Super-Resolution Radial Fluctuations (SRRF) - ImageJ Plugin
News: we've migrated the source code repository to github, you can find the latest source here.
We have now developed SRRF-Stream in partnership with Andor Technology. SRRF-Stream allows real-time analysis of data being acquired in Andor cameras. Check out our webinar on NanoJ-SRRF and SRRF-Stream.
SRRF (pronounced as surf) is as a novel open-source and high-performance analytical approach for Live-cell Super-Resolution Microscopy, provided as a fast GPU-enabled ImageJ plugin. SRRF is capable of extracting high-fidelity super-resolution information in modern microscopes (TIRF, widefield and confocals) using conventional fluorophores such as GFP. Compared to other methods, SRRF is capable of live-cell imaging over timescales ranging from minutes to hours, using sample illumination orders of magnitude lower than methods such as PALM, STORM or STED.
Actin labelled with LifeAct-GFP and imaging performed on a standard TIRF microscope. Each SRRF frame was produced by running SRRF analysis on 100 frames of the raw TIRF acquisition; for comparison the average of these 100 TIRF frames is displayed on the left.
Tutorials on how to get started
To get set up with SRRF please click here to find tutorials on how to install, run and compile NanoJ-SRRF.
Hall of Fame
Here is a list of researchers that have either posted data analysed with SRRF or given us feedback that helped improve the algorithm.
SRRF is part of the NanoJ project - a collection of analytical methods dedicated to super-resolution and advanced imaging compatible with ImageJ. Both SRRF and NanoJ are developed by the Henriques laboratory in the MRC Laboratory for Molecular Cell Biology at University College London.
Microtubules labelled with tubulin-GFP and imaging performed on a spinning disk confocal microscope. Z sections were taken at 300nm intervals, with each SRRF image produced from SRRF analysis of 100 raw frames acquired at each interval; for comparison the average of these 100 spinning disk frames is displayed on the left. The right hand panel shows the cumulative projections of the SRRF and spinning disk images colour-coded by z position.
- Super-resolution with standard microscopes: SRRF is capable of super-resolving cellular structures imaged with widefield, TIRF or confocal modern microscopes without the need for specialized optics. Additionally, SRRF has sample illumination intensity requirements orders of magnitude lower than other super-resolution methods such as PALM, STORM or STED.
- Super-resolution with conventional fluorophores such as GFP: we have shown that SRRF is able to produce super-resolution images from samples labelled with a wide range of conventional fluorophores, such as GFP.
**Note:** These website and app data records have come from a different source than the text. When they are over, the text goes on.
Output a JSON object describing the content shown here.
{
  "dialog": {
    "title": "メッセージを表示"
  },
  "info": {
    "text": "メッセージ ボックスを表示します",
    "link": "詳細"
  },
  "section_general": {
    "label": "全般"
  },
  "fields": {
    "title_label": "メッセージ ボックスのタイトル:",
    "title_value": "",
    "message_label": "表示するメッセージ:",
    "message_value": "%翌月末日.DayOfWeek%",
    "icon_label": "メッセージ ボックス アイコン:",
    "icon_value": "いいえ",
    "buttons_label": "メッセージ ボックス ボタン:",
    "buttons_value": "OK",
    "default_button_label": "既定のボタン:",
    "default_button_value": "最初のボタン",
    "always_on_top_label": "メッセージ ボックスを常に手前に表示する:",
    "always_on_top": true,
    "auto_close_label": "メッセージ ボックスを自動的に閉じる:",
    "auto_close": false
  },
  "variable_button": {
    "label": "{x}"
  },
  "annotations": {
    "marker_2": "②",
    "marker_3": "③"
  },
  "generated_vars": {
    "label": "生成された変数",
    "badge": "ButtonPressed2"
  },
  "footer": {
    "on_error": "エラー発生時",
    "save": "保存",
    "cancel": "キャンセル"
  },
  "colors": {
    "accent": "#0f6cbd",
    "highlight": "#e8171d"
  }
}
- Live-cell super-resolution with minimal phototoxicity: as SRRF is able to extract high-fidelity super-resolution information from low signal-to-noise ratio samples, it requires lower sample illumination than most other super-resolution methods. For this reason, SRRF enables live-cell imaging over timescales ranging from minutes to hours. Imaged cells generally remain capable of undergoing mitosis, mitochondrial motility and cytoskeletal reorganisation as expected in normal healthy conditions.
- Speed: SRRF is very fast!! It has been fully optimized to take advantage of GPU high-performance computing in modern graphics cards. However, its analytical framework has been developed to work in almost any computer, independently of its architecture. SRRF, generally will process images and generate super-resolution data in real-time.
- Drift correction: drift is a major challenge in super-resolution microscopy and in most cases the limiting factor for resolution. Since the acquisition can take from several minutes to hours, drifts of even a few tens of nanometers can drastically deteriorate resolution, or worse, create anomalies in reconstructed images (e.g. artifactual doubling of filamentary structures). SRRF provides an easy drift correction method based on dynamics sample tracking (cross-correlation).
- Availability, ease of use and open-source: both the software and its source code are freely available as a Fiji or ImageJ plugin. This allows maximal dissemination of the software in the biological research community, optimal usability, and will offer users the ability to modify and improve the software at will.
SRRF and QuickPALM
SRRF follows the ideology of our previous algorithm QuickPALM published in Nature Methods, QuickPALM remains one of the most cited analytical packages for PALM and STORM super-resolution since 2010, provided freely to the community. However SRRF goes far beyond the first generation of analytical approaches, of which QuickPALM is part of, allowing for Super-Resolution information to be extracted from almost any modern microscope, including those non-specialised for super-resolution.
Microtubules labelled with GFP and imaging is performed on a standard TIRF microscope. Each SRRF frame was produced by running SRRF analysis on 100 frames of the raw TIRF acquisition; for comparison the average of these 100 TIRF frames is displayed above.